If you’ve ventured into the world of bulk email marketing, you know that it can be a challenge to score high open and click rates (over 20%). But that doesn’t mean it’s impossible. And it doesn’t mean that your prospects aren’t paying attention. Even without clicks, you are still building a reputation in the minds of your recipients. By combining accuracy with appeal, you can avoid automatic deletes, keep prospects open to your brand, and find your click rates rising. Here are some email writing best practices to help with marketing. 

Email Marketing Basics
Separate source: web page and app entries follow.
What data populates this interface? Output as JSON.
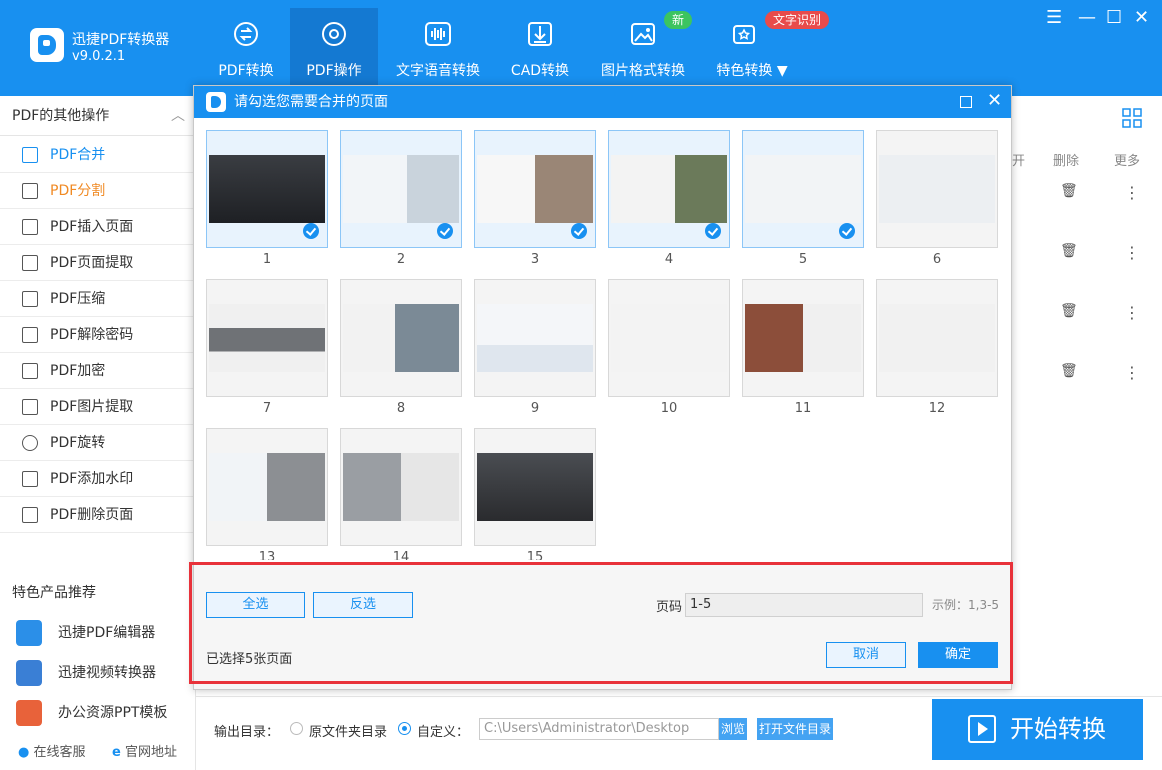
{
  "app": {
    "name": "迅捷PDF转换器",
    "version": "v9.0.2.1"
  },
  "tabs": [
    {
      "label": "PDF转换"
    },
    {
      "label": "PDF操作"
    },
    {
      "label": "文字语音转换"
    },
    {
      "label": "CAD转换"
    },
    {
      "label": "图片格式转换"
    },
    {
      "label": "特色转换 ▼"
    }
  ],
  "badges": {
    "new": "新",
    "ocr": "文字识别"
  },
  "window": {
    "menu": "☰",
    "min": "—",
    "max": "☐",
    "close": "✕"
  },
  "sidebar": {
    "header": "PDF的其他操作",
    "collapse": "︿",
    "items": [
      {
        "label": "PDF合并"
      },
      {
        "label": "PDF分割"
      },
      {
        "label": "PDF插入页面"
      },
      {
        "label": "PDF页面提取"
      },
      {
        "label": "PDF压缩"
      },
      {
        "label": "PDF解除密码"
      },
      {
        "label": "PDF加密"
      },
      {
        "label": "PDF图片提取"
      },
      {
        "label": "PDF旋转"
      },
      {
        "label": "PDF添加水印"
      },
      {
        "label": "PDF删除页面"
      }
    ],
    "featured_title": "特色产品推荐",
    "products": [
      {
        "label": "迅捷PDF编辑器"
      },
      {
        "label": "迅捷视频转换器"
      },
      {
        "label": "办公资源PPT模板"
      }
    ],
    "footer": {
      "support": "在线客服",
      "website": "官网地址"
    }
  },
  "right_panel": {
    "col_open": "开",
    "col_delete": "删除",
    "col_more": "更多",
    "more_icon": "⋮",
    "trash_icon": "🗑"
  },
  "dialog": {
    "title": "请勾选您需要合并的页面",
    "pages": [
      {
        "num": "1",
        "selected": true
      },
      {
        "num": "2",
        "selected": true
      },
      {
        "num": "3",
        "selected": true
      },
      {
        "num": "4",
        "selected": true
      },
      {
        "num": "5",
        "selected": true
      },
      {
        "num": "6",
        "selected": false
      },
      {
        "num": "7",
        "selected": false
      },
      {
        "num": "8",
        "selected": false
      },
      {
        "num": "9",
        "selected": false
      },
      {
        "num": "10",
        "selected": false
      },
      {
        "num": "11",
        "selected": false
      },
      {
        "num": "12",
        "selected": false
      },
      {
        "num": "13",
        "selected": false
      },
      {
        "num": "14",
        "selected": false
      },
      {
        "num": "15",
        "selected": false
      }
    ],
    "select_all": "全选",
    "invert": "反选",
    "page_label": "页码",
    "page_value": "1-5",
    "example": "示例：1,3-5",
    "selected_count": "已选择5张页面",
    "cancel": "取消",
    "confirm": "确定"
  },
  "output": {
    "label": "输出目录：",
    "opt_source": "原文件夹目录",
    "opt_custom": "自定义：",
    "path": "C:\\Users\\Administrator\\Desktop",
    "browse": "浏览",
    "open_dir": "打开文件目录"
  },
  "start_button": "开始转换",
  "colors": {
    "brand": "#1890f0",
    "highlight_frame": "#e8323a",
    "orange": "#f08a24"
  }
}
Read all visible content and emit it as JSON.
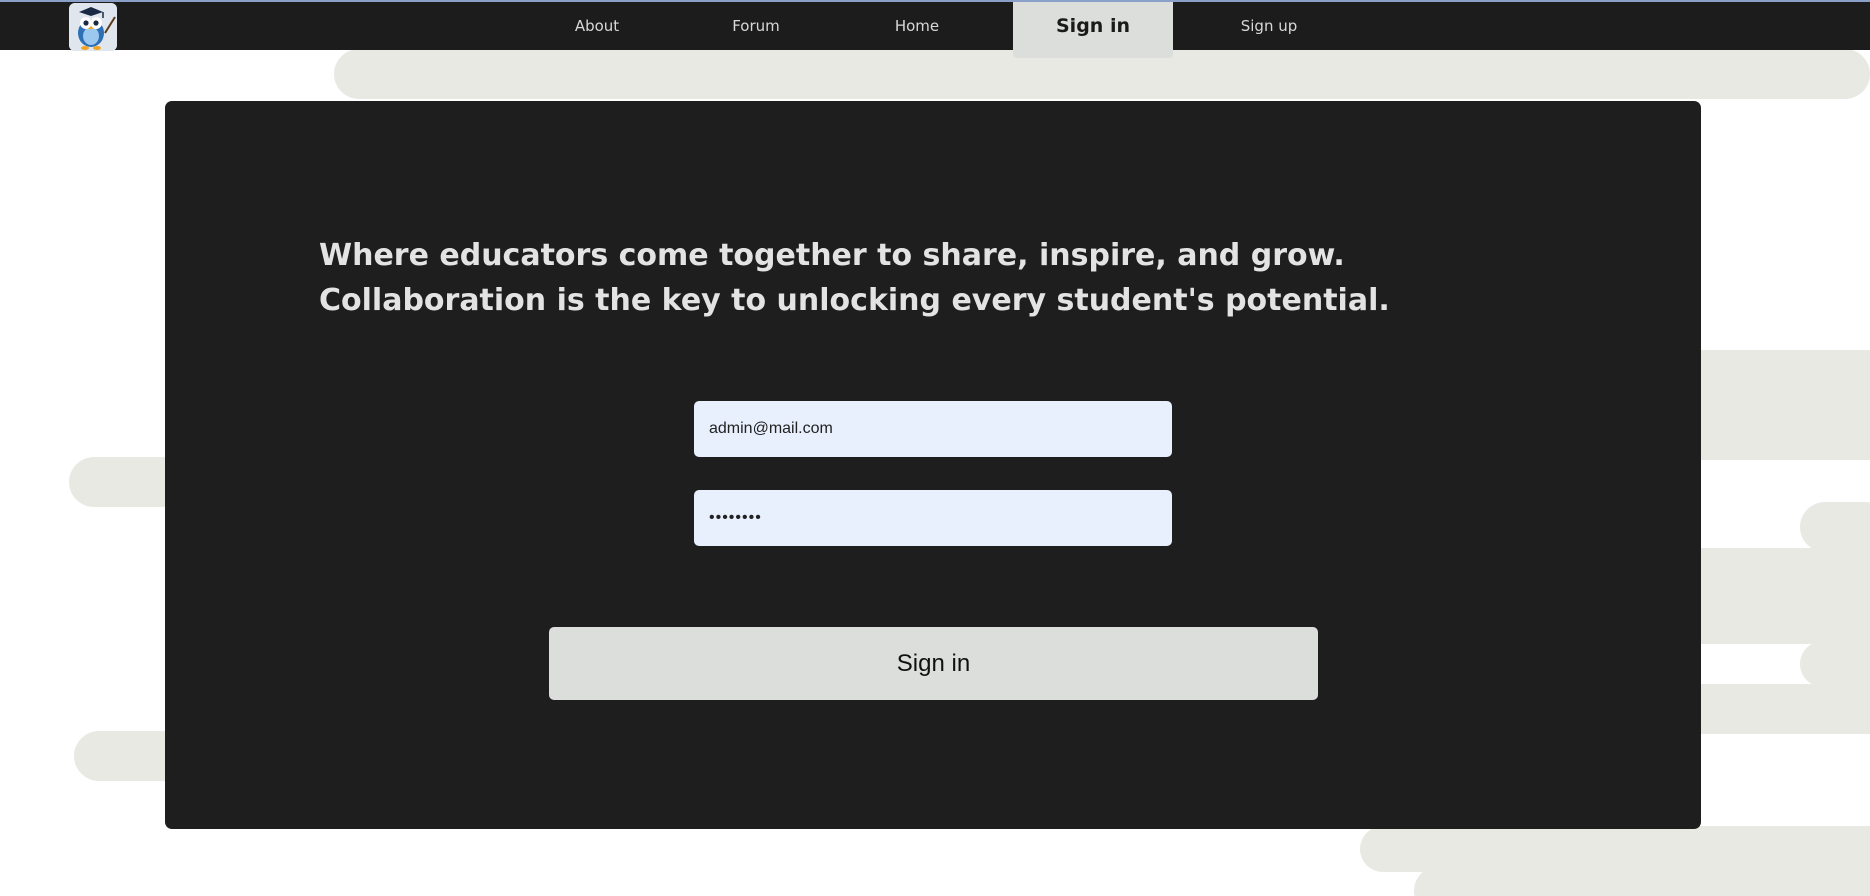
{
  "nav": {
    "logo_icon": "owl-teacher-icon",
    "items": [
      {
        "label": "About",
        "active": false
      },
      {
        "label": "Forum",
        "active": false
      },
      {
        "label": "Home",
        "active": false
      },
      {
        "label": "Sign in",
        "active": true
      },
      {
        "label": "Sign up",
        "active": false
      }
    ]
  },
  "main": {
    "headline": "Where educators come together to share, inspire, and grow. Collaboration is the key to unlocking every student's potential."
  },
  "form": {
    "email_value": "admin@mail.com",
    "password_value": "••••••••",
    "submit_label": "Sign in"
  },
  "colors": {
    "nav_background": "#1c1c1c",
    "card_background": "#1e1e1e",
    "stripe": "#e9e9e3",
    "input_background": "#e8effd",
    "button_background": "#dcdedb"
  }
}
Writing great marketing emails is about creating as seamless an experience as possible between online and in-person engagement, which means getting brand and messaging consistent, connecting genuinely to clients and their needs, and excellent execution. Even though everyone’s inbox has no shortage of sales emails on a given day, with the right touches, yours can still get the respect it deserves. Here are four things to remember as you build or touch up your sales emails in 2018.

No marketing tool is magic but, for you, automated drip marketing might have the potential to come close. The backbone to any marketing strategy with long-term effectiveness consists in connecting what you uniquely offer to the specific needs of your target constituencies. And drip marketing—also called automated marketing and lead nurturing campaigns—allows you to apply effectively a very high level of customization and outreach to emails. And, this precision has been shown to generate a click rate of over two times higher than generalized blast emails. This is because, from the timing to the subject line to the call to action, clients see their particular interests being addressed—even anticipated—by you.

If you haven’t yet integrated a social media plan into your real estate business, it’s time. Social media is currently one of the best ways for even small firms and agencies to garner a name for themselves and keep a loyal, active customer base. If you’re not an expert, don’t worry. Integrating different social media platforms into a cohesive marketing strategy may seem intimidating, but you can quickly learn, and the payoffs are huge. For your business, they might even be crucial.